Do Not Disturb



July 14, 2005 -- The world is flat. I can prove it.

Over the July 4th weekend, she who must be obeyed (henceforth referred to as simply SWMBO) and I drove from Dallas to Tucson. Now there is a slight incline just past Fort Worth, then it's flat for about a thousand miles. Except for the odd, nodding oil well and some pretty scrawny cattle, there's nothing. It's just flat. Steinbeck loved it, which explains a lot.

We stopped for the night in Sweetwater, Texas. If you don't know Sweetwater, you need not bother. It's truly awful. It has a major intersection on Interstate 30, six truck stops and four places to stay: a Comfort Inn, a Holiday Inn, a Ramada Inn and a Motel 6. We took the Holiday Inn. Mistake.

But before I get to that, you probably should know that Sweetwater is the headquarters of the world's only annual rattlesnake roundup. All the boys and girls get together to see who can kill the most rattlesnakes, who can catch the largest one (23 feet is the current record) and generally get drunk. Another hobby in Sweetwater is straightening a garden hoe, driving down the road sitting on the back flap of a pickup and cutting the heads off rattlesnakes. (The rattlers lie by the side of the road waiting for the tar to cool off before slithering across, so they make easy targets for the passing pickups.) There's also a Christian radio station. (I, too, congratulate Mr. and Mrs. Billy Key on their 45th wedding anniversary and I hope that Johnny has found his lost puppy.)

Now to the Holiday Inn Sweetwater. We chose it because a good friend of mine runs the whole InterContinental Hotel Corporation, which franchises the Holiday Inn brand. I don't think Richard has been to the Holiday Inn Sweetwater.

It looks nice enough from the road in the half-dark. The girl at reception was half-pretty in a Sweetwater kind of way. She even explained the working of the showers and how to turn them on to each guest on arrival. She had the portable hardware behind the desk to demonstrate. (Maybe most visitors to Sweetwater don't know how a shower works?)

After the shower demonstration, we found our room. It had a new kind of carpet I'd never experienced before. Unlike wool, it feels sticky to the feet. I'm sure Home Depot must stock it.

The temperature in Sweetwater was about 100 degrees outside, but the room was near freezing.
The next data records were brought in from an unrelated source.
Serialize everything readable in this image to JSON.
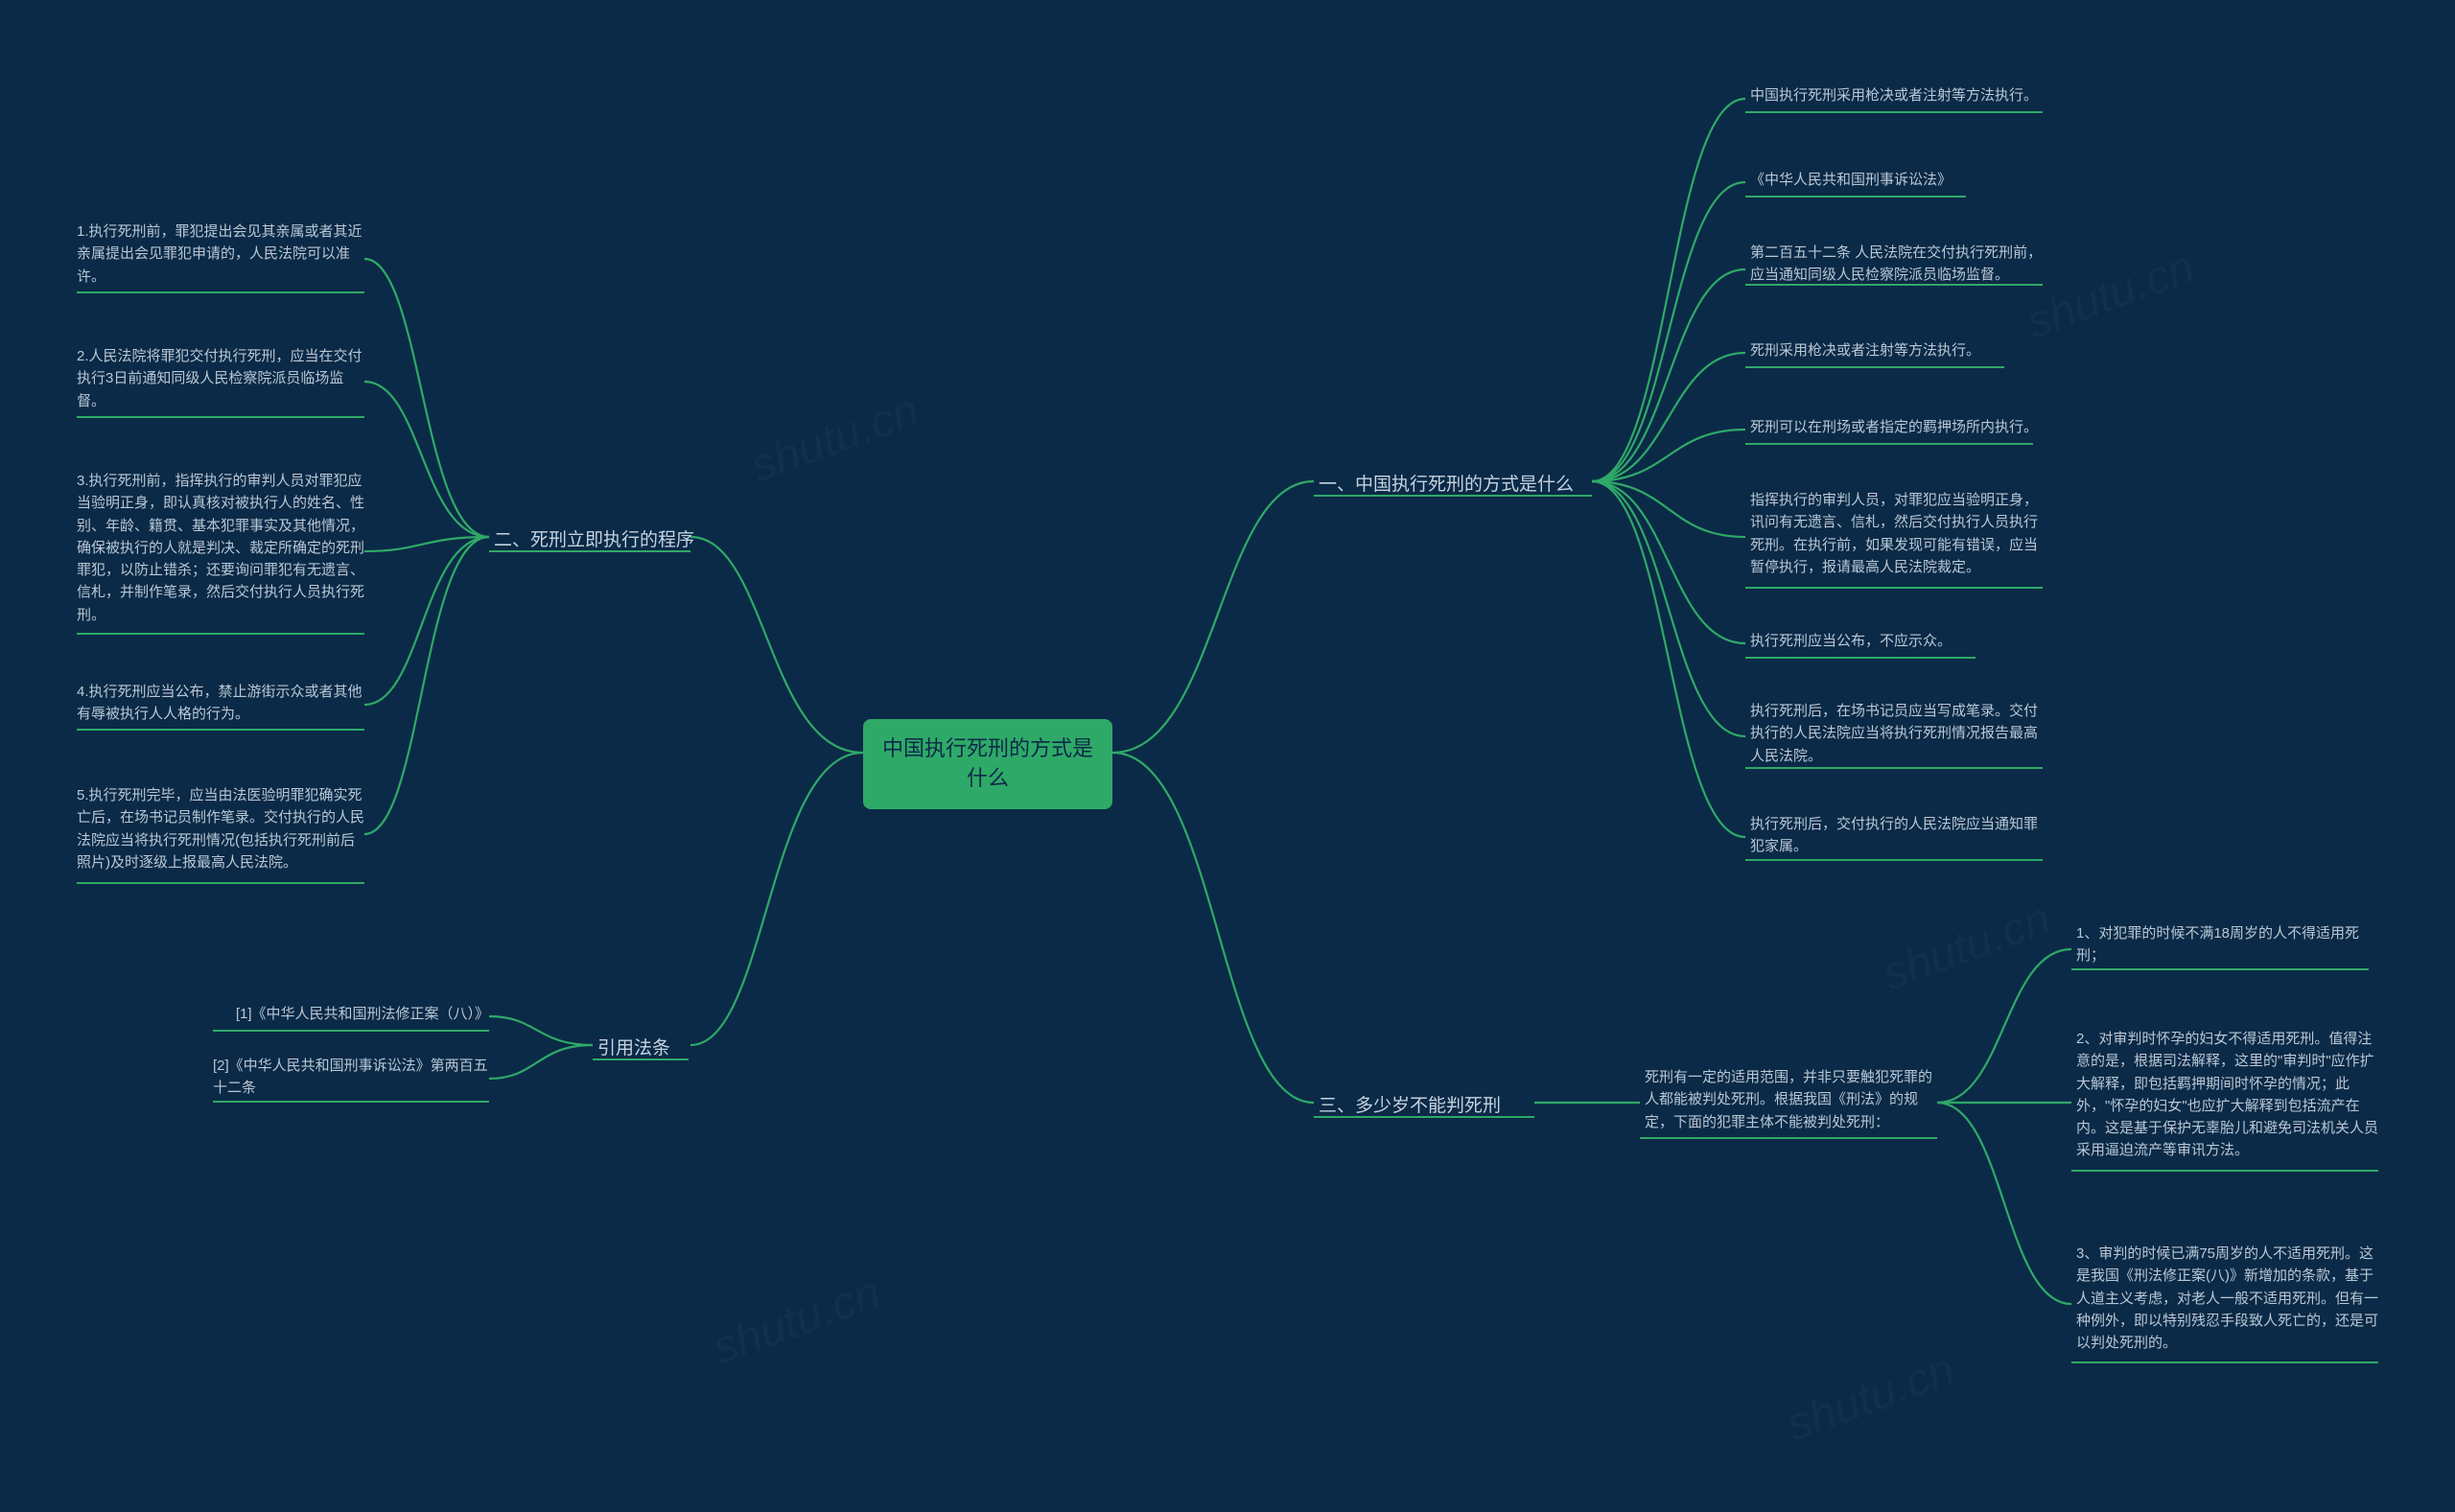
{
  "center": "中国执行死刑的方式是什么",
  "right": {
    "b1": {
      "label": "一、中国执行死刑的方式是什么",
      "items": [
        "中国执行死刑采用枪决或者注射等方法执行。",
        "《中华人民共和国刑事诉讼法》",
        "第二百五十二条 人民法院在交付执行死刑前，应当通知同级人民检察院派员临场监督。",
        "死刑采用枪决或者注射等方法执行。",
        "死刑可以在刑场或者指定的羁押场所内执行。",
        "指挥执行的审判人员，对罪犯应当验明正身，讯问有无遗言、信札，然后交付执行人员执行死刑。在执行前，如果发现可能有错误，应当暂停执行，报请最高人民法院裁定。",
        "执行死刑应当公布，不应示众。",
        "执行死刑后，在场书记员应当写成笔录。交付执行的人民法院应当将执行死刑情况报告最高人民法院。",
        "执行死刑后，交付执行的人民法院应当通知罪犯家属。"
      ]
    },
    "b3": {
      "label": "三、多少岁不能判死刑",
      "sub": "死刑有一定的适用范围，并非只要触犯死罪的人都能被判处死刑。根据我国《刑法》的规定，下面的犯罪主体不能被判处死刑：",
      "items": [
        "1、对犯罪的时候不满18周岁的人不得适用死刑；",
        "2、对审判时怀孕的妇女不得适用死刑。值得注意的是，根据司法解释，这里的\"审判时\"应作扩大解释，即包括羁押期间时怀孕的情况；此外，\"怀孕的妇女\"也应扩大解释到包括流产在内。这是基于保护无辜胎儿和避免司法机关人员采用逼迫流产等审讯方法。",
        "3、审判的时候已满75周岁的人不适用死刑。这是我国《刑法修正案(八)》新增加的条款，基于人道主义考虑，对老人一般不适用死刑。但有一种例外，即以特别残忍手段致人死亡的，还是可以判处死刑的。"
      ]
    }
  },
  "left": {
    "b2": {
      "label": "二、死刑立即执行的程序",
      "items": [
        "1.执行死刑前，罪犯提出会见其亲属或者其近亲属提出会见罪犯申请的，人民法院可以准许。",
        "2.人民法院将罪犯交付执行死刑，应当在交付执行3日前通知同级人民检察院派员临场监督。",
        "3.执行死刑前，指挥执行的审判人员对罪犯应当验明正身，即认真核对被执行人的姓名、性别、年龄、籍贯、基本犯罪事实及其他情况，确保被执行的人就是判决、裁定所确定的死刑罪犯，以防止错杀；还要询问罪犯有无遗言、信札，并制作笔录，然后交付执行人员执行死刑。",
        "4.执行死刑应当公布，禁止游街示众或者其他有辱被执行人人格的行为。",
        "5.执行死刑完毕，应当由法医验明罪犯确实死亡后，在场书记员制作笔录。交付执行的人民法院应当将执行死刑情况(包括执行死刑前后照片)及时逐级上报最高人民法院。"
      ]
    },
    "cite": {
      "label": "引用法条",
      "items": [
        "[1]《中华人民共和国刑法修正案（八）》",
        "[2]《中华人民共和国刑事诉讼法》第两百五十二条"
      ]
    }
  }
}
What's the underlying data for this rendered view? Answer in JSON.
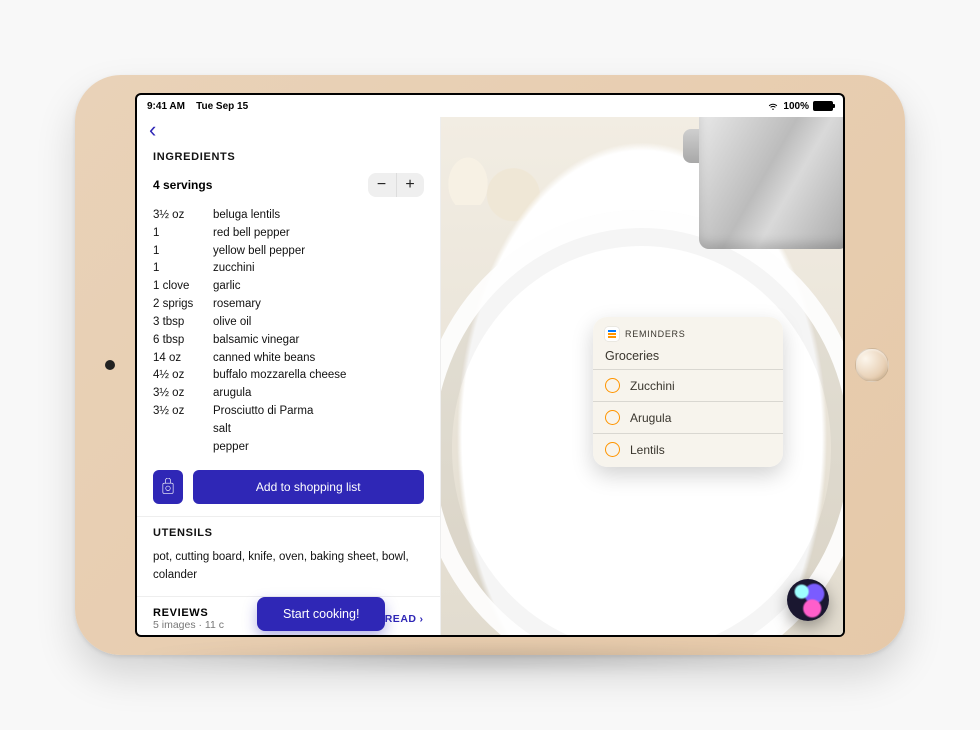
{
  "status": {
    "time": "9:41 AM",
    "date": "Tue Sep 15",
    "battery": "100%"
  },
  "navigation": {
    "back_glyph": "‹"
  },
  "ingredients_section": {
    "heading": "INGREDIENTS",
    "servings": "4 servings",
    "items": [
      {
        "qty": "3½ oz",
        "name": "beluga lentils"
      },
      {
        "qty": "1",
        "name": "red bell pepper"
      },
      {
        "qty": "1",
        "name": "yellow bell pepper"
      },
      {
        "qty": "1",
        "name": "zucchini"
      },
      {
        "qty": "1 clove",
        "name": "garlic"
      },
      {
        "qty": "2 sprigs",
        "name": "rosemary"
      },
      {
        "qty": "3 tbsp",
        "name": "olive oil"
      },
      {
        "qty": "6 tbsp",
        "name": "balsamic vinegar"
      },
      {
        "qty": "14 oz",
        "name": "canned white beans"
      },
      {
        "qty": "4½ oz",
        "name": "buffalo mozzarella cheese"
      },
      {
        "qty": "3½ oz",
        "name": "arugula"
      },
      {
        "qty": "3½ oz",
        "name": "Prosciutto di Parma"
      },
      {
        "qty": "",
        "name": "salt"
      },
      {
        "qty": "",
        "name": "pepper"
      }
    ],
    "add_button": "Add to shopping list"
  },
  "utensils_section": {
    "heading": "UTENSILS",
    "text": "pot, cutting board, knife, oven, baking sheet, bowl, colander"
  },
  "reviews_section": {
    "heading": "REVIEWS",
    "sub": "5 images · 11 c",
    "read": "READ"
  },
  "start_button": "Start cooking!",
  "reminders": {
    "app_label": "REMINDERS",
    "list_title": "Groceries",
    "items": [
      "Zucchini",
      "Arugula",
      "Lentils"
    ]
  }
}
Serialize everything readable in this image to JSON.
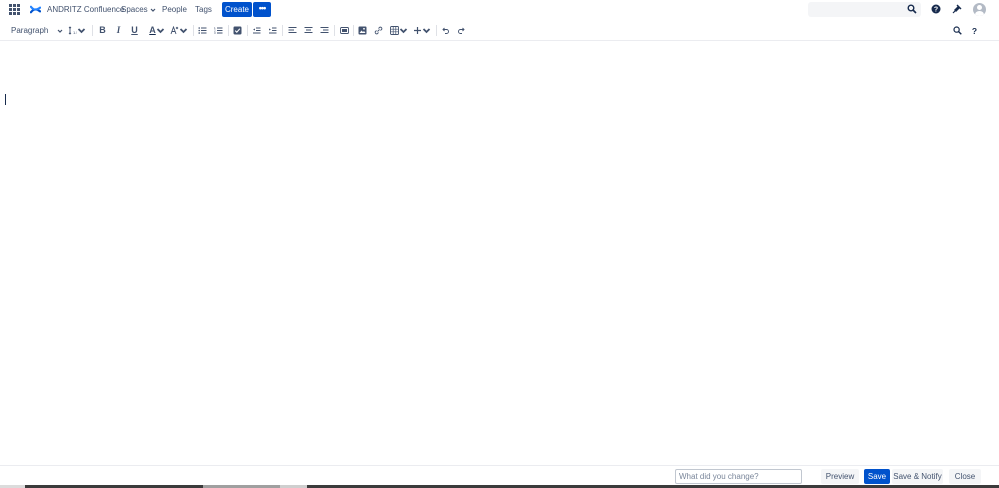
{
  "topbar": {
    "product_name": "ANDRITZ Confluence",
    "nav": {
      "spaces": "Spaces",
      "people": "People",
      "tags": "Tags"
    },
    "create_label": "Create",
    "more_label": "•••",
    "search_placeholder": "",
    "icons": [
      "app-switcher-icon",
      "confluence-logo-icon",
      "search-icon",
      "help-icon",
      "notifications-icon",
      "avatar-icon"
    ]
  },
  "toolbar": {
    "paragraph_label": "Paragraph",
    "bold_label": "B",
    "italic_label": "I",
    "underline_label": "U",
    "text_color_label": "A",
    "icons": [
      "line-height-icon",
      "text-color-icon",
      "clear-format-icon",
      "bullet-list-icon",
      "numbered-list-icon",
      "task-list-icon",
      "outdent-icon",
      "indent-icon",
      "align-left-icon",
      "align-center-icon",
      "align-right-icon",
      "layout-icon",
      "image-icon",
      "link-icon",
      "table-icon",
      "insert-more-icon",
      "undo-icon",
      "redo-icon",
      "find-replace-icon",
      "help-icon"
    ]
  },
  "footer": {
    "change_placeholder": "What did you change?",
    "preview_label": "Preview",
    "save_label": "Save",
    "save_notify_label": "Save & Notify",
    "close_label": "Close"
  },
  "colors": {
    "primary": "#0052cc",
    "text": "#42526e",
    "border": "#ebecf0"
  }
}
I got the air conditioning turned off by a healthy kick. Admiring the dents in its side, I quickly realized that I wasn't the first to use this method to adjust the temperature.

The bathroom was fine. I'd used my AARP card to obtain a discount off the $69 nightly rate for the room and perhaps that explained the help bars around the toilet and shower. (Turns out that we had been assigned a handicapped-accessible room.) The bathroom amenities were adequate: one tiny bar of soap, one wash cloth and two almost-threadbare towels. But the bathroom floor was clean and didn't have that new type of carpet.

The mattress was firm, at least on one side of the bed. The two pillows were soft. The only blanket was made of the finest polyester. The hotel claimed all rooms offered multi-channel television. But this being July 4th weekend, I guess most channels where closed down for the holidays.

Let's not broach the subject of food in the all-day, 24-hour-a-day coffee shop. You really don't want to know.

Well, what can I say? The Holiday Inn Sweetwater gave SWMBO and I a lot to talk about as we whizzed through Midland/Odessa, our President and first lady's hometown. We lunched at an IHOP, a first and last for me. We rejoiced at the hill outside of El Paso, took the incline up and rejoined the freeway.

What did I learn? I can ride in a car with my wife for the better part of 18 hours and not fight. Rattlesnakes are harmless unless you tread on one. Coffee is 50 percent cheaper in Sweetwater than in Dallas, but gasoline is the same price even though it is coming out of the ground at the pump next door. And my buddy Richard from InterContinental should send somebody to Sweetwater to check out the Holiday Inn and take the sign down.

Oh, I also learned that I will never do it again. Like I said, the world is flat--and it sure looked that way as I flew back to Dallas from Tucson on Southwest Airlines.

This column originally appeared at

Copyright 1993-2005 by Michael Matthews. All rights reserved.